When I lead Mastermind groups for C-suite leadership teams, I help them link DIB to Workforce sustainability | Being a good corporate citizen | The bottom line, and how each one aligns with the three practices of thriving communities like this:
The Practice of the Table equates to WORKFORCE SUSTAINABILITY by understanding and leveraging diverse lived experiences. The bias towards those who are “similar to me” is a natural human tendency. We feel more comfortable with people we feel we can more easily relate to. This “similar to me” bias can also lead to groupthink. Therefore, it makes business sense to bring a diverse set of solution generating skills to the table that are created by having a diverse group of people. While generating solutions together, relatability develops in terms of creativity and out of the box thinking among those around the table.
The Practice of the Hearth encourages vulnerability to have uncomfortable conversations that reinforce how to ACT as a GOOD CORPORATE CITIZEN by consistently approaching others with an open heart, connecting to understand other perspectives, and tapping into diversity by being culturally curious ALL FOR THE PURPOSE OF TAKING MEANINGFUL ACTION THAT HAS A LASTING IMPACT. The goal of diversity work is not necessarily to agree, but to raise awareness of diverse lived experiences, identify the areas among our lived experiences that we do agree on, such as the importance of human affirming behaviors, and move forward together with the collective perspective of a global corporate citizen.
The Practice of the Commons emphasizes actively pursuing DIB in ways that positively impact the BOTTOM LINE for both the business and for every team member who contributes to business success through equity of pay and opportunity. In this instance, pursuing DIB within the framework of the commons means ensuring equal access to information, opportunities, networks, and support systems which are all crucial for individuals to thrive at the same rate and level with which the companies they are part of thrive.
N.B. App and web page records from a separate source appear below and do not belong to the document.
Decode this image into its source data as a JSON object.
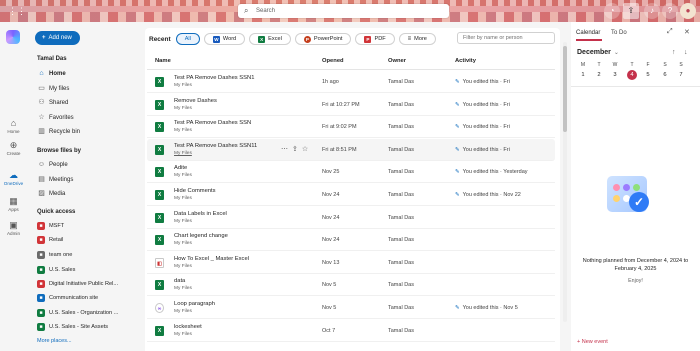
{
  "topbar": {
    "search_placeholder": "Search",
    "icons": [
      "app-launcher-icon",
      "copilot-icon",
      "bell-icon",
      "help-icon",
      "avatar"
    ]
  },
  "rail": {
    "items": [
      {
        "label": "Home",
        "icon": "home-icon"
      },
      {
        "label": "Create",
        "icon": "create-icon"
      },
      {
        "label": "OneDrive",
        "icon": "onedrive-icon"
      },
      {
        "label": "Apps",
        "icon": "apps-icon"
      },
      {
        "label": "Admin",
        "icon": "admin-icon"
      }
    ]
  },
  "sidebar": {
    "add_new": "Add new",
    "user": "Tamal Das",
    "items": [
      {
        "label": "Home",
        "icon": "home-icon"
      },
      {
        "label": "My files",
        "icon": "folder-icon"
      },
      {
        "label": "Shared",
        "icon": "people-icon"
      },
      {
        "label": "Favorites",
        "icon": "star-icon"
      },
      {
        "label": "Recycle bin",
        "icon": "trash-icon"
      }
    ],
    "browse_title": "Browse files by",
    "browse_items": [
      {
        "label": "People",
        "icon": "person-icon"
      },
      {
        "label": "Meetings",
        "icon": "calendar-icon"
      },
      {
        "label": "Media",
        "icon": "image-icon"
      }
    ],
    "quick_title": "Quick access",
    "quick_items": [
      {
        "label": "MSFT",
        "color": "#d13438"
      },
      {
        "label": "Retail",
        "color": "#d13438"
      },
      {
        "label": "team one",
        "color": "#6b6b6b"
      },
      {
        "label": "U.S. Sales",
        "color": "#107c41"
      },
      {
        "label": "Digital Initiative Public Rel...",
        "color": "#d13438"
      },
      {
        "label": "Communication site",
        "color": "#0f6cbd"
      },
      {
        "label": "U.S. Sales - Organization ...",
        "color": "#107c41"
      },
      {
        "label": "U.S. Sales - Site Assets",
        "color": "#107c41"
      }
    ],
    "more_places": "More places..."
  },
  "main": {
    "recent_label": "Recent",
    "chips": [
      {
        "label": "All",
        "icon": "",
        "color": "#0f6cbd"
      },
      {
        "label": "Word",
        "icon": "W",
        "color": "#185abd"
      },
      {
        "label": "Excel",
        "icon": "X",
        "color": "#107c41"
      },
      {
        "label": "PowerPoint",
        "icon": "P",
        "color": "#c43e1c"
      },
      {
        "label": "PDF",
        "icon": "P",
        "color": "#d13438"
      },
      {
        "label": "More",
        "icon": "",
        "color": "#424242"
      }
    ],
    "filter_placeholder": "Filter by name or person",
    "columns": {
      "name": "Name",
      "opened": "Opened",
      "owner": "Owner",
      "activity": "Activity"
    },
    "rows": [
      {
        "name": "Test PA Remove Dashes SSN1",
        "location": "My Files",
        "opened": "1h ago",
        "owner": "Tamal Das",
        "activity": "You edited this · Fri",
        "type": "excel"
      },
      {
        "name": "Remove Dashes",
        "location": "My Files",
        "opened": "Fri at 10:27 PM",
        "owner": "Tamal Das",
        "activity": "You edited this · Fri",
        "type": "excel"
      },
      {
        "name": "Test PA Remove Dashes SSN",
        "location": "My Files",
        "opened": "Fri at 9:02 PM",
        "owner": "Tamal Das",
        "activity": "You edited this · Fri",
        "type": "excel"
      },
      {
        "name": "Test PA Remove Dashes SSN11",
        "location": "My Files",
        "opened": "Fri at 8:51 PM",
        "owner": "Tamal Das",
        "activity": "You edited this · Fri",
        "type": "excel"
      },
      {
        "name": "Adite",
        "location": "My Files",
        "opened": "Nov 25",
        "owner": "Tamal Das",
        "activity": "You edited this · Yesterday",
        "type": "excel"
      },
      {
        "name": "Hide Comments",
        "location": "My Files",
        "opened": "Nov 24",
        "owner": "Tamal Das",
        "activity": "You edited this · Nov 22",
        "type": "excel"
      },
      {
        "name": "Data Labels in Excel",
        "location": "My Files",
        "opened": "Nov 24",
        "owner": "Tamal Das",
        "activity": "",
        "type": "excel"
      },
      {
        "name": "Chart legend change",
        "location": "My Files",
        "opened": "Nov 24",
        "owner": "Tamal Das",
        "activity": "",
        "type": "excel"
      },
      {
        "name": "How To Excel _ Master Excel",
        "location": "My Files",
        "opened": "Nov 13",
        "owner": "Tamal Das",
        "activity": "",
        "type": "html"
      },
      {
        "name": "data",
        "location": "My Files",
        "opened": "Nov 5",
        "owner": "Tamal Das",
        "activity": "",
        "type": "excel"
      },
      {
        "name": "Loop paragraph",
        "location": "My Files",
        "opened": "Nov 5",
        "owner": "Tamal Das",
        "activity": "You edited this · Nov 5",
        "type": "loop"
      },
      {
        "name": "lockesheet",
        "location": "My Files",
        "opened": "Oct 7",
        "owner": "Tamal Das",
        "activity": "",
        "type": "excel"
      }
    ]
  },
  "calendar": {
    "tabs": [
      "Calendar",
      "To Do"
    ],
    "month": "December",
    "weekdays": [
      "M",
      "T",
      "W",
      "T",
      "F",
      "S",
      "S"
    ],
    "days": [
      "2",
      "3",
      "4",
      "5",
      "6",
      "7"
    ],
    "first_day": "1",
    "today": "4",
    "empty_message": "Nothing planned from December 4, 2024 to February 4, 2025",
    "enjoy": "Enjoy!",
    "new_event": "New event",
    "accent": "#c4314b"
  }
}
As an activity that will feed your leadership soul, think about how your actions and that of your leadership peers are contributing to workforce sustainability, exemplifying what it means to be a good corporate citizen, or impacting the bottom line for both the business and for every team member who contributes to business success through equity of pay and opportunity.